Fear of failure or loss has become the new saber-tooth tiger in the bushes.
Let me explain with an example.
Q: Would it be helpful to talk about your DreamBiz or Passion Project idea with someone objective?
I bet your first reaction was "Yes!"
And then your brain immediately said, Wait - what are the details? is there a catch? If we talk about it that might make it real. We'll just get excited about something impossible. I don't have time right now.
Naaaaah. Thanks anyway. I need to go re-arrange my sock drawer, I've been putting it off.
See how this works?
I have known for awhile, and you probably do, too, that fear stops us from doing many things. More things than we can imagine, really.
Fear on autopilot = habits our brain thinks are keeping us "safe".
Here is what I did not know a couple of weeks ago - part of our brain is hard-wired to hesitate. If it senses we are contemplating something new and different, stepping out, it will kill our initiative with hesitation while we "think about it".
This was to keep us alive in the days when stepping outside of our cave could get us eaten by a tiger in the bushes if we weren't careful.

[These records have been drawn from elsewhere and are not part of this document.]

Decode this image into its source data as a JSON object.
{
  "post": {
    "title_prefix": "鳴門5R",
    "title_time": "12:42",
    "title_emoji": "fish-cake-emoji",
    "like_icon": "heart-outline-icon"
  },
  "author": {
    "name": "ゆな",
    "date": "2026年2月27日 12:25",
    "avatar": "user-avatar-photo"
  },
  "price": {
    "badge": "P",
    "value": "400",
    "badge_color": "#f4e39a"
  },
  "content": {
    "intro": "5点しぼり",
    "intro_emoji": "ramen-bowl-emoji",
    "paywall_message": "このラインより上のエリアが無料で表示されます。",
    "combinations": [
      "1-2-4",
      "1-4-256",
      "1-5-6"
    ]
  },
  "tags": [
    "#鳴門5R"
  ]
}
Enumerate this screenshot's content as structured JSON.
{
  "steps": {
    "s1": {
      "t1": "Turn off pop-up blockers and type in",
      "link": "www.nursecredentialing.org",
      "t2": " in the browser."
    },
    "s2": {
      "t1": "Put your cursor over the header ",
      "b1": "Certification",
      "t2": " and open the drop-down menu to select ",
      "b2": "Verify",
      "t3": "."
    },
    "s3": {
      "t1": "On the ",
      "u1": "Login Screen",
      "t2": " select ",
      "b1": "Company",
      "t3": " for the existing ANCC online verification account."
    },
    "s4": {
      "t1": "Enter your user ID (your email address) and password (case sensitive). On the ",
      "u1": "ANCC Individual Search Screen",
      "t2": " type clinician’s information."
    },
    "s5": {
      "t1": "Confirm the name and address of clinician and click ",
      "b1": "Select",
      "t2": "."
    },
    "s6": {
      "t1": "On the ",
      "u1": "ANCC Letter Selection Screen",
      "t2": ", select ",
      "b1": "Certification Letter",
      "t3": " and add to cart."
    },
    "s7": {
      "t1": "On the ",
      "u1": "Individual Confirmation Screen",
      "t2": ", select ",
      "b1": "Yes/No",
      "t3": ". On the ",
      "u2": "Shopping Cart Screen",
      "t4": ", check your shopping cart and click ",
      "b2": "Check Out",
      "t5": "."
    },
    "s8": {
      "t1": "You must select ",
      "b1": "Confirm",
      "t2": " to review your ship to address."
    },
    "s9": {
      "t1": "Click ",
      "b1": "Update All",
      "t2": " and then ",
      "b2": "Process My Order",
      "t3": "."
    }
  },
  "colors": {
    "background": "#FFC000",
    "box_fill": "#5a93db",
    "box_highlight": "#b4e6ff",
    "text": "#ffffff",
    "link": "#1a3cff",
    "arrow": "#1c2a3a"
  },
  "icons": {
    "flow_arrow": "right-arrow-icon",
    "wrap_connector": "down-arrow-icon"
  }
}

The problem is that this section of our brain doesn't know the difference between the tiger in the bushes and what might happen if we take sign up for that new class, take that trip, start that blog, or take action on any other thing that is new and different today.
All our brain sees is the stress (perceived threat) associated with the action.
I imagine that women, as the main caretakers of children around the hunter-gatherer campsite, developed this tendency to hesitate - in the form of evaluating risks - to an even higher degree, keeping track of several things at once.
What to do about it.
In brief, this is what I've learned from a few different sources*:
This is how it works:
First, breathe deeply. This send oxygen upstairs and signals to our brain that its OK.
Second, procrastination is not a bad thing you do because you are bad. It is your brain trying to keep you safe. Don't take it personally.
Third, you are the boss of your brain, right? The way you change it is by taking fast action - like in 5 seconds - on things you are avoiding, and spending at least 5 - 10 minutes on that which you are avoiding. This is how you chase the tiger out of the bushes, because in reality, its just a mouse rustling around.
Fourth, baby steps are key. You could give your notice to a job you hate in 5 seconds, and I'm not going to say you shouldn't. If you've been unhappy for years it may be exactly the antidote. Deadlines work for a reason; quitting your job immediately gives you all sorts of real deadlines. But it also ratchets up your stress level.
Instead, you could turn a more prudent approach (see how nice that sounds?) into a platform for action (instead of an excuse not to act) by grabbing a piece of paper and list the top 3 things to do, now, to transition out of that job in 6 months. For example, start a savings account, update your resume, get help having that difficult money conversation with your partner, get serious about generating part time income from a passion or idea you have.
Then, what is the next fast action you can take on each step? Do that one. I bet after spending an hour of 5 second baby steps you will feel a little woozy and more alive than you have in weeks, months or even years.
This small shift towards a bias for action will change your life. Why? Because life is a series of small decisions, many of them we make on auto-pilot, also called habits.
Here is the piece that was missing from what I read. All of the advice was focused on individual change, and yes, change starts with you.
However, no one does this alone. Women in ancient societies developed collective safety nets for their children. If you are considering birthing a business or passion project, you need 2 things:
Lets take on the tigers together. <3